Over at The Film Experience, Nat has been hosting a weekly blogathon of sorts under the title 'Hit Me With Your Best Shot' wherein bloggers are invited to join in on a conversation about a given movie and choose their 'favorite shot' from said movie. Needless to say, it always yields interesting conversations. While I've let other films I would have loved to chat about pass (including Memento & Heavenly Creatures most recently), I knew I couldn't pass up piping in for the Beauty and the Beast evening.
This is one of the very first movies I was fixated on (I have it loaded on my iPhone for whenever I'm bored: read, whenever I'm waiting for transit, a doctor and/or my Starbucks coffee). It's a film I know by heart and thus any type of critical distance I would ever want to have from it is impossible. It's no surprise I've talked about it before (here and here - and oh! even my last post included a Gaston shot that could have easily made it as my Best Shot) and could go on talking about it forever, but for today, let's just focus on images (gorgeous, gorgeous images!)
One of the things I love most about Beauty and the Beast is its beautiful character animation. This is not surprising when you realize some of Disney's best animators were working on the main three characters. If nothing else, I want to spotlight the work of animators as a way to argue: look! you can make emotive characters out of thin air with no help from cutting edge motion capture technology. *Ed Note: no, there's nothing wrong with motion capture technology, but there's something endlessly fascinating to me about performances that come from mere paper and a pencil (and voicework!)
This is also another way of saying I'm going to cheat and give you 6 runner-up 'character animation' shots and then give you my fave shot:
Animator: Glen Keane
Glen gave us Ariel and would later give us Aladdin, Tarzan and Rapunzel
One of the challenges of a character like Beast is that he needs to at once look terrifying but at the same time elicit some sympathy/love from Belle/the audience. His entrance does great work for the first but I'm more interest in pivot moments like Beast and Belle's across-locked-doors conversation: Beast gives "grinding his teeth" a new name as he tries to 'woo' Belle out of her room with passive aggressive pleasantries.

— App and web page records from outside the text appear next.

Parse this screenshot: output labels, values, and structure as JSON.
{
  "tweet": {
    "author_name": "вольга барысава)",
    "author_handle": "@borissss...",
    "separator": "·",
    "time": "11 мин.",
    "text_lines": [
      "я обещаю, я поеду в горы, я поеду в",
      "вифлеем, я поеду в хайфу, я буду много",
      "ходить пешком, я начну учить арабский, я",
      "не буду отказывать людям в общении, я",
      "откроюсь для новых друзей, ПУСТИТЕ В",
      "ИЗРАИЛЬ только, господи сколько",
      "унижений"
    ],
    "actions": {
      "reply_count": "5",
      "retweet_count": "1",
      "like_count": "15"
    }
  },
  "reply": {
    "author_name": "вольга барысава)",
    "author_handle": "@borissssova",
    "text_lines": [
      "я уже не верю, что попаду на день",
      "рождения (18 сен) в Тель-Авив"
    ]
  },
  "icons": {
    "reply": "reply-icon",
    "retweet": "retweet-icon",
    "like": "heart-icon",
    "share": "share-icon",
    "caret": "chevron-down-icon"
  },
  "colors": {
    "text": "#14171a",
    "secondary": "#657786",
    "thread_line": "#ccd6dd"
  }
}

Yet, his beastly exterior begins to crumble as 'something there' begins to emerge, showing us a softer side (even the birds wanna play with him!) [Ed Note: this if my mom's favorite moment in the film, I can't count the number of times she referred to it while I was growing up!]
Animator: Andreas Deja

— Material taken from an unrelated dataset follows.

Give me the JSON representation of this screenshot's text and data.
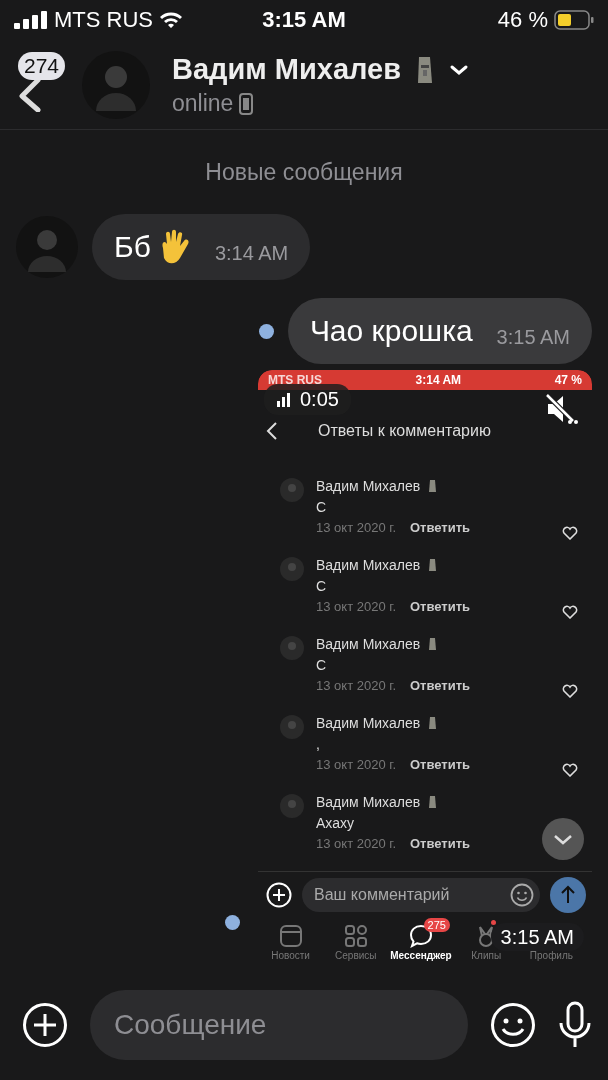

Andreas gave us Triton and would later give us Jafar, Scar, Hercules and Lilo
One of the joys of watching Gaston on screen is seeing him try to grasp simple concepts ("how can you reeeead, there are no pictures?") and grapple with harder ones ("Did you honestly think she loved you when she could have someone like me?"). The following comes right after Belle begins to advocate for Beast as a gentle creature. His amazement slowly grows to disgust in a matter of frames:
Few animated films have such an unabashedly vain and cruel villains (it's telling that most of the humor comes not from himself but from around him: "What's wrong with her? She's crazy! He's gorgeous!" whereas Ursula, Jafar and Scar have deliciously comedic roles) and this is particularly striking in his last battle with beast where his egomaniacal delusions get the best of him:
Animator: James Baxter
James would later give us Rafiki & Quasimodo
Ariel may have her voice, Rapunzel may have her hair, Jasmine may have her palace and Aurora may have her beauty sleep (and her ever-color-changing dress!) but Belle... Belle has her gorgeous eyes and her curiosity, the latter getting her in more trouble than she bargains for in the scene where she explores the 'West Wing' (not the Sorkin show, sadly) and finds Beast's portrait:
Keane nails Beast's rakish (read: beastly) good looks and charms despite his outer exterior while Deja milks Gaston's physique for all it's worth but my props always have to go to Baxter who makes Belle one of the most facially expressive characters in the Disney canon (it helps to Paige O'Hara's voice to work off of), especially in small moments where we see her self-doubt afflicting her as she finds herself attracted to a Beast:
But my all time favorite shot/sequence in the film comes right after Gaston has (unsuccessfully) proposed to Belle and she gets to sing her 'I Want' song (y'know, like Ariel's Part of Your World, Hercules's Going the Distance, etc.) in a beautifully lit 'hills-are-alive'-esque background where we see her yearning for so much more than this provincial life.
I want adventure in the great wide somewhereI want it more than I can tellAnd for once it might be grandTo have someone understandI want so much more than they've got planned